Jonathan Rosenberg (Google)
A: "Again, we don't tend to break that out. We had a very good quarter from Ad Quality's perspective. I can tell you the significant things that we did. The biggest things, probably in order, or close to order, were the UI tweaks that we did for results pages. We changed the maximum width, decreasing the spacing between the search results and the right hand side ads on wide screen. With that it increased the click-through rate on the right hand side ads and I think we did that some time around the second week in August.
We also did some more work on showing more goods at good ads and expanded match.

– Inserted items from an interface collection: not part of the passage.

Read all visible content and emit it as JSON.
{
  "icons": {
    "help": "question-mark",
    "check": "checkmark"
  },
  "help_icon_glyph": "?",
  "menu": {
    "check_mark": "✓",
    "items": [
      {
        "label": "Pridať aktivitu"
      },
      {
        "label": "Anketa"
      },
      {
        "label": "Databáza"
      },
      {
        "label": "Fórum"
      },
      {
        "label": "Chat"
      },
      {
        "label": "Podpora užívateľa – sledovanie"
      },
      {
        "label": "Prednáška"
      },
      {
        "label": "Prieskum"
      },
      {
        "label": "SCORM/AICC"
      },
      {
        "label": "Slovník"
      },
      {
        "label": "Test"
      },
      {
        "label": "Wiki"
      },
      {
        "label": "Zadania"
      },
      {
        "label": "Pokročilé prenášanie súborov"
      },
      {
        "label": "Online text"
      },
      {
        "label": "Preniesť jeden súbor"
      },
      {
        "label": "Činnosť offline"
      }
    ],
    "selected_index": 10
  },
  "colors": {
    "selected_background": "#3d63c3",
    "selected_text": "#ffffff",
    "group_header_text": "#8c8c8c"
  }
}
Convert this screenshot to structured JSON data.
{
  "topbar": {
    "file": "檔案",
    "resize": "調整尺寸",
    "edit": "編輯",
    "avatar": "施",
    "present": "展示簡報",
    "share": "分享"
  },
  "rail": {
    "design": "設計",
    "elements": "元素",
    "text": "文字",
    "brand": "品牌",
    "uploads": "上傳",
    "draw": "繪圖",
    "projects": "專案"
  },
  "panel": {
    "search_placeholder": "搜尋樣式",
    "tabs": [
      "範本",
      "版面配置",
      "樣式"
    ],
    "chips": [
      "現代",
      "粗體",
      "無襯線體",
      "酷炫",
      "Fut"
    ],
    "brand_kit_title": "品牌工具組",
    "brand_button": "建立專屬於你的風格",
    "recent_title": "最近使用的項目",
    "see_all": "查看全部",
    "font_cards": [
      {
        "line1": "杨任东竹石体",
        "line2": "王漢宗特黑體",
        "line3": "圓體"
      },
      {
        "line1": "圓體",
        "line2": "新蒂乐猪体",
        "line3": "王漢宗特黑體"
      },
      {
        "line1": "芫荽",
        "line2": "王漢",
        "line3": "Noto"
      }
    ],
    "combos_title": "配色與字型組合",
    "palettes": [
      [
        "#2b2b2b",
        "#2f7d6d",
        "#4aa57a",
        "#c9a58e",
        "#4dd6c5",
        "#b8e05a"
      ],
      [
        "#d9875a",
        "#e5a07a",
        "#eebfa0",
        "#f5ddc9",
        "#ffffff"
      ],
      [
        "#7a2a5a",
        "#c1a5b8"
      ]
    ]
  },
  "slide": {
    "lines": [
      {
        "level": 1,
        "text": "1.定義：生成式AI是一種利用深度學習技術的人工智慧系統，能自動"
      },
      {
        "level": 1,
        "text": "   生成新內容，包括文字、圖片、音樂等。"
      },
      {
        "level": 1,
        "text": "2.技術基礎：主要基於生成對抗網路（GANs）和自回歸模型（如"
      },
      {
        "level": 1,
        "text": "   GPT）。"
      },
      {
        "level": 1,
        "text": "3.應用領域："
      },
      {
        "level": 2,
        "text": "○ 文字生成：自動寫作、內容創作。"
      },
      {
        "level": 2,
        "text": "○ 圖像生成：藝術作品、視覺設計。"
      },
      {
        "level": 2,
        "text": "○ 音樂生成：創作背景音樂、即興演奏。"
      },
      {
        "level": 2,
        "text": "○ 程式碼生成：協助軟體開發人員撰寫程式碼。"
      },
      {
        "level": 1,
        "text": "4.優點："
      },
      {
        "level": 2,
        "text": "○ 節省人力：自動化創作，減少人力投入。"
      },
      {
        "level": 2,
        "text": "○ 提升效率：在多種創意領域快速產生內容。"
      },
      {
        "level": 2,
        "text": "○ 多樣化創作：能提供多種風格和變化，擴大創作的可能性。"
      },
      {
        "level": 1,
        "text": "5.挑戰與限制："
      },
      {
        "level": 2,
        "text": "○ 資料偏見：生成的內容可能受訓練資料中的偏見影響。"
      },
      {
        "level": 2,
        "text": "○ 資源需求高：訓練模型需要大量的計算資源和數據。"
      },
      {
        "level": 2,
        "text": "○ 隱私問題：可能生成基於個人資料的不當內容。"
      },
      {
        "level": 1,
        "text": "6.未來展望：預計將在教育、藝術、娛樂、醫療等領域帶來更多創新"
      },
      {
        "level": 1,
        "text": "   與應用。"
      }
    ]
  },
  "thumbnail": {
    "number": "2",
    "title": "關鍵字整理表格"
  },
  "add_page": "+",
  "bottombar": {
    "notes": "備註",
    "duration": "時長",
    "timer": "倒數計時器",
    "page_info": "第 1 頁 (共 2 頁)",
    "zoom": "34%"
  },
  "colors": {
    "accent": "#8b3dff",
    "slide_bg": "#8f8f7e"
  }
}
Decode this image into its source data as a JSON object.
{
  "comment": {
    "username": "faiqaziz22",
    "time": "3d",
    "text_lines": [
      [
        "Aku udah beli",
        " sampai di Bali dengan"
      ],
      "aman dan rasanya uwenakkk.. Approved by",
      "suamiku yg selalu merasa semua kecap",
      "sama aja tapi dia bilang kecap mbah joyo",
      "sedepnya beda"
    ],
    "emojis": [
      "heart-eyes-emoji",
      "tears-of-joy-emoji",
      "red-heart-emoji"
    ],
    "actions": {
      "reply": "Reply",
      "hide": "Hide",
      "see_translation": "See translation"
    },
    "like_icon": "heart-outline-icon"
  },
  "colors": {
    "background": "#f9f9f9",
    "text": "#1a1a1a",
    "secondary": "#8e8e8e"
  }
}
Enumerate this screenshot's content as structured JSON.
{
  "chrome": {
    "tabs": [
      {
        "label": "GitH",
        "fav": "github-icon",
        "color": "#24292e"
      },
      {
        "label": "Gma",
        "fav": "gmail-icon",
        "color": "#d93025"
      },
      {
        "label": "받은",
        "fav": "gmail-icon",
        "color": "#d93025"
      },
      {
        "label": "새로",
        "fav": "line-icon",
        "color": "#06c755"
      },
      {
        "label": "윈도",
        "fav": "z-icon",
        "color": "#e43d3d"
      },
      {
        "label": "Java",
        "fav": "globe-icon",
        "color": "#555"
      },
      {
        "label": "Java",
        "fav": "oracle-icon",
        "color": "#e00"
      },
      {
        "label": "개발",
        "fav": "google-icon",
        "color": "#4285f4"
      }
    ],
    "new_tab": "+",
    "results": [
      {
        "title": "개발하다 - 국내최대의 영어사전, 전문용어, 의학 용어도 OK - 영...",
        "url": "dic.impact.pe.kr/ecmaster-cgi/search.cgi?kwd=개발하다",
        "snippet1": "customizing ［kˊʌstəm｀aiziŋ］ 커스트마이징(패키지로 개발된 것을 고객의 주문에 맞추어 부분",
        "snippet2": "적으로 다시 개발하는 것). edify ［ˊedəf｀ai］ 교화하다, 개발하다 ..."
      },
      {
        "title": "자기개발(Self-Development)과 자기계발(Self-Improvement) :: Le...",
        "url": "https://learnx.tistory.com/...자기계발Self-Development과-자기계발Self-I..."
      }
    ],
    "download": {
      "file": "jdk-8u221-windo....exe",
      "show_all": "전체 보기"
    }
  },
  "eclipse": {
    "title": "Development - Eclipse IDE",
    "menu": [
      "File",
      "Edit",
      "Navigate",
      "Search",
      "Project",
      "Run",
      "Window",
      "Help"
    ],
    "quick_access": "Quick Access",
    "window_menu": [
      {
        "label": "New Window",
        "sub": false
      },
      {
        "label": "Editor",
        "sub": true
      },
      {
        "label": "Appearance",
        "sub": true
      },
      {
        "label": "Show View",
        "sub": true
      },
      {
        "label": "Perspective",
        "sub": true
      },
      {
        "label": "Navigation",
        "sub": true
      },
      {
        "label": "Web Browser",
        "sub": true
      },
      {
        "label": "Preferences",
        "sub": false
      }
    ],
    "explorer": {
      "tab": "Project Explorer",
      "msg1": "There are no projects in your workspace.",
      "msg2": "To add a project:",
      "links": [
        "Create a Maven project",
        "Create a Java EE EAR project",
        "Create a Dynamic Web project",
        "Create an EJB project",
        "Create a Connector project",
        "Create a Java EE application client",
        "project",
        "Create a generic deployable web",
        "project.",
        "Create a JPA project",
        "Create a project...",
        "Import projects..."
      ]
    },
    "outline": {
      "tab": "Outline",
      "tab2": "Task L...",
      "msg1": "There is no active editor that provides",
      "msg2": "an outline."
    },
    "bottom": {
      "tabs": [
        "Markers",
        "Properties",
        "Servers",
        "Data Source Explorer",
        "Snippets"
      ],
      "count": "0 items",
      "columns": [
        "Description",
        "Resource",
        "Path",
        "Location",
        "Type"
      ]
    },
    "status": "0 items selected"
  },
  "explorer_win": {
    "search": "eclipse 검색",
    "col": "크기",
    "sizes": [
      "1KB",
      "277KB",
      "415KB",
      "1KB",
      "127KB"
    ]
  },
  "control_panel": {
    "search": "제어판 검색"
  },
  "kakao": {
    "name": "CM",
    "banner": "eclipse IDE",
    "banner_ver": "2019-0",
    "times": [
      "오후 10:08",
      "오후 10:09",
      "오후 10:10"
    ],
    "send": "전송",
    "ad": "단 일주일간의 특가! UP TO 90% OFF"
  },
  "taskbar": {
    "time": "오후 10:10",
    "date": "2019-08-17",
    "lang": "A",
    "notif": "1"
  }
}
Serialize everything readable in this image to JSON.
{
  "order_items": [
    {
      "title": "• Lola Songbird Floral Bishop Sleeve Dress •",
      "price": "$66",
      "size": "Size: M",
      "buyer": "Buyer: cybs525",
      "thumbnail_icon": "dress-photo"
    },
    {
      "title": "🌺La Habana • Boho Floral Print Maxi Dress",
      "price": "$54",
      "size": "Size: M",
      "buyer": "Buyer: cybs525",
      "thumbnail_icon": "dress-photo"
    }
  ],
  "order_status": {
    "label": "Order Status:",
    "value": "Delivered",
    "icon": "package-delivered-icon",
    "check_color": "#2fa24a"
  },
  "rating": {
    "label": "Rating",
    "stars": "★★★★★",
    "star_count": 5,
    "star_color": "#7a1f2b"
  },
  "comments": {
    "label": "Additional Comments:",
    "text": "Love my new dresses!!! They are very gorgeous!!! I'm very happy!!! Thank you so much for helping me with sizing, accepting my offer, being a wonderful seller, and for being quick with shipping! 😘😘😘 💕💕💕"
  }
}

But we don't give a specific sense of exactly the percentage that that resulted in. The more significant of the changes occurred in mid-August."
It's possible that the SERP in question would have receive no click at all before the layout change, but somehow I think that situation would be rare. And it's also possible that more searchers would have returned to the same SERP after their Adwords click. But the most common scenario probably includes a slight hurt on organic traffic with those other possibilities.
I just did a search on both my computers, and no matter how wide I make my browser, the ads are never more than 12-14mm further to the right than is the case when Google's organic SERP layout is at its minimum. I never measured that maximum expansion differential when the original change happened Aug 12, but if memory serves me correctly it was 20-40mm at that time.
Anyone else care to comment? If I'm right, then I'll bet Google has another good quarter...